Archive for September, 2007

Some ecommerce numbers worth knowing

We do love a good statistic here and here’s a few to mull over …

90 per cent of adults became angry and stressed at a slow or poor response via email from a companys customer service - Retail Bulletin - dealing with online enquiries

80 per cent of customers who buy online have researched in a catalogue first - Retail Bulletin - Integrated marketing fuelling ‘flick to click’ home shopping boom

Social networking at work is costing UK businesses £130 million per day! - E-consultancy, interestingly no information as yet (that I can find) about the financial benefit of social network websites.

Email volume overtakes direct mail - DMA

60% of UK online retailers provide no telephone number on their website, 43% displayed no business address, while 39% had no contact email address. In addition, 30% of sites provide no telephone number or email address. - E-consultancy

50% of shoppers won’t buy from a website without contact details - E-consultancy

Pop up retail - online

Pop up retail isn’t of course limited to the offline world. Amazon provides widgets for your blog or website, read the story on Mashable, or the original story on Problogger. Pop up retail is also happening (popping up?) however fleetingly in transactional emails, RSS feeds, blogs and social networks and affiliate and aggregate websites, although this trend seems more in B2B than B2C which inthe main hasn’t got to grips with the opportunities offered by Permission Marketing.

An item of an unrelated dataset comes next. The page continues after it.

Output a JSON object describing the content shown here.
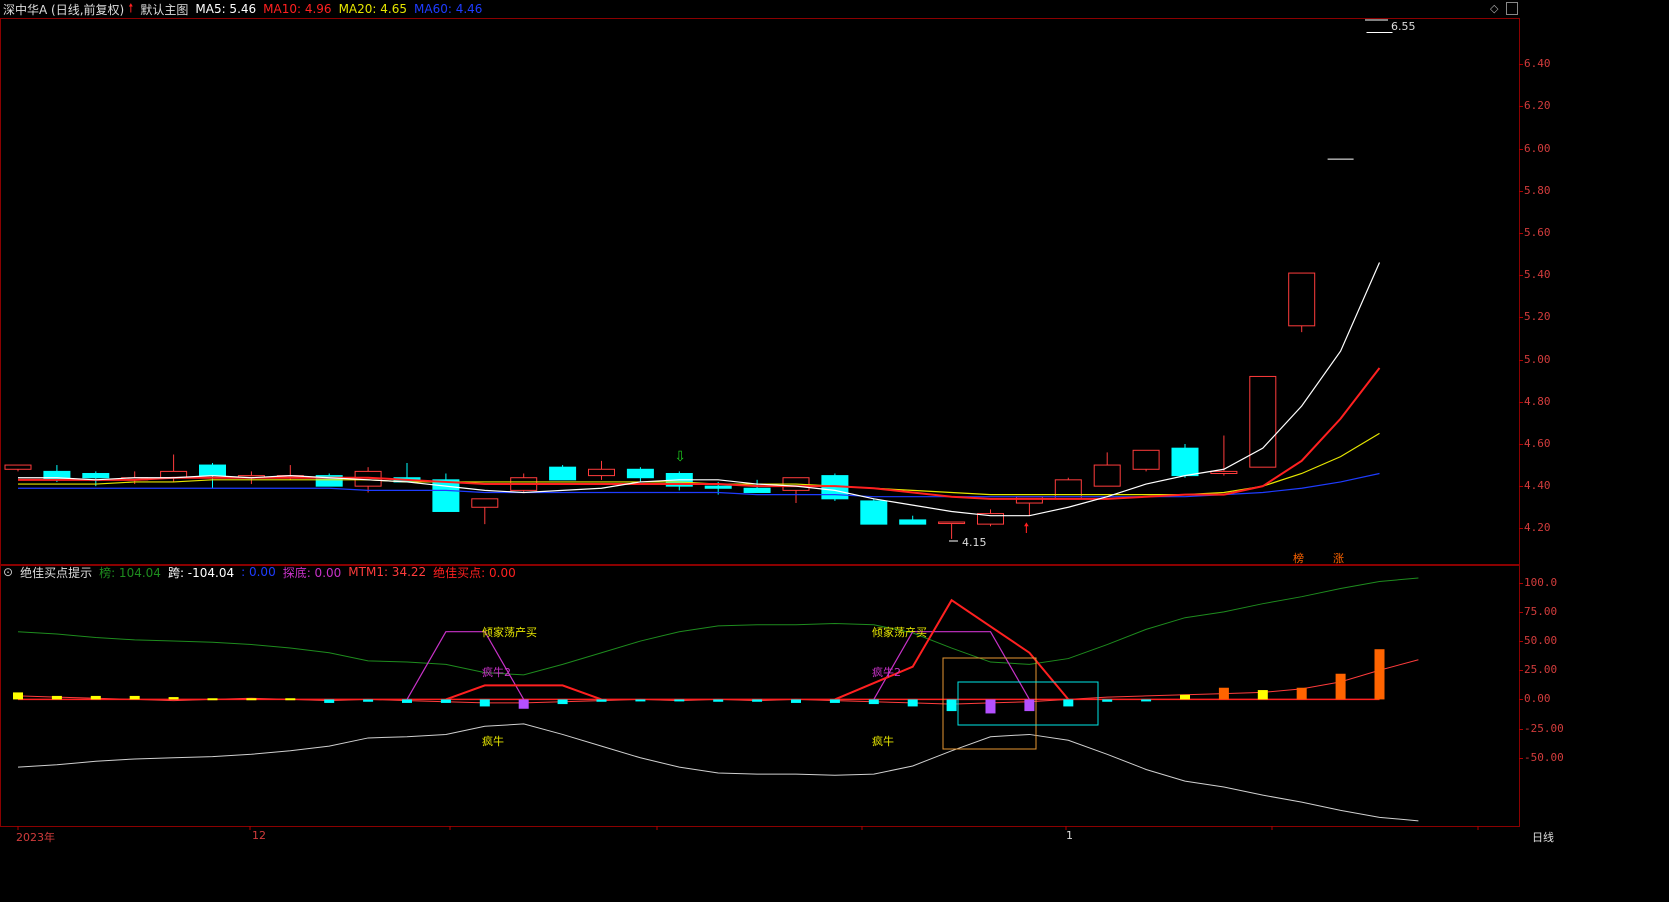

Topshop do this well as I’ve mentioned before, they also do the best bit of all which is join up their online and offline activity. Did anybody see their ice cream van recently? Many UK retailers are really missing the opportunity to use the web to create a buzz about their stores online or offline. Mass interruption advertising is (slowly) dying and the retailers that succeed will be the ones that integrate all their marketing activity, seamlessly and do it well.

A couple of websites worth checking out that are interesting models for a newer, more original retail online world are (following the fashion trend of black, white and a colour), Topshop of course as well as Asos (which I’ve just realised has a cookie to remember your sex, or at least the section you last looked at).

With an announcement today of the iPhone I wonder if this might be the catalyst that retail needs to become more mobile and start using the mobile medium and its opportunities more. It’ll be interesting to watch and see who gets to grips with mobile retailing and when.

Pop up retail

This week I received my copy of Frame magazine and was completely taken with the article on page 241 ‘Plastic Dreams’ an exhibition in Shanghai Times Square: beautiful red plastic mannequin’s from La Rosa and a fantastic plastic walled structure with clear plastic blocks from Sturm und Plastic what an amazing sight.
What a fantastic opportunity to create a exhibition/moving retail environment. Food for thought for all those internet retailers out there who need to find ways to promote themselves offline, think of the opportunities to introduce a new product range using visual merchandising in pop up retail environments, but most of all to build customer awareness and create great publicity.
Unfortunately you can only see the image in the magazine but all the more reason to buy one for some design inspiration.


These beautiful billboards from the Johnson Banks thought for the week, reminded me of these blank billboards in São Paulo, photographed by Tony de Marco, originally via the Creative Review blog. This New (or is that Nu?) Austerity trend seems to be gaining traction.

Oxfam online shop

With the strapline of “from designer to downright comfy” Oxfam’s online shop sells a range of what we might call ‘vintage’ fashion including accessories and childrenswear. Here’s another business getting its act together online. This is a great way of using an existing offline social network to create a new online network. Sometime soon are we going to see something like this become a marketplace, (although maybe this exists already somewhere?) percentages of buying and selling going to the help fight poverty, far better than being chugged in the street. This surely is the tip of the iceberg for this kind of charity/business. At the moment clothes/fashion, as this grows toys, bikes, books, etc., perhaps buy online and pick up from your local store, this could be a quiet revolution in charity retail.
Oxfam online shop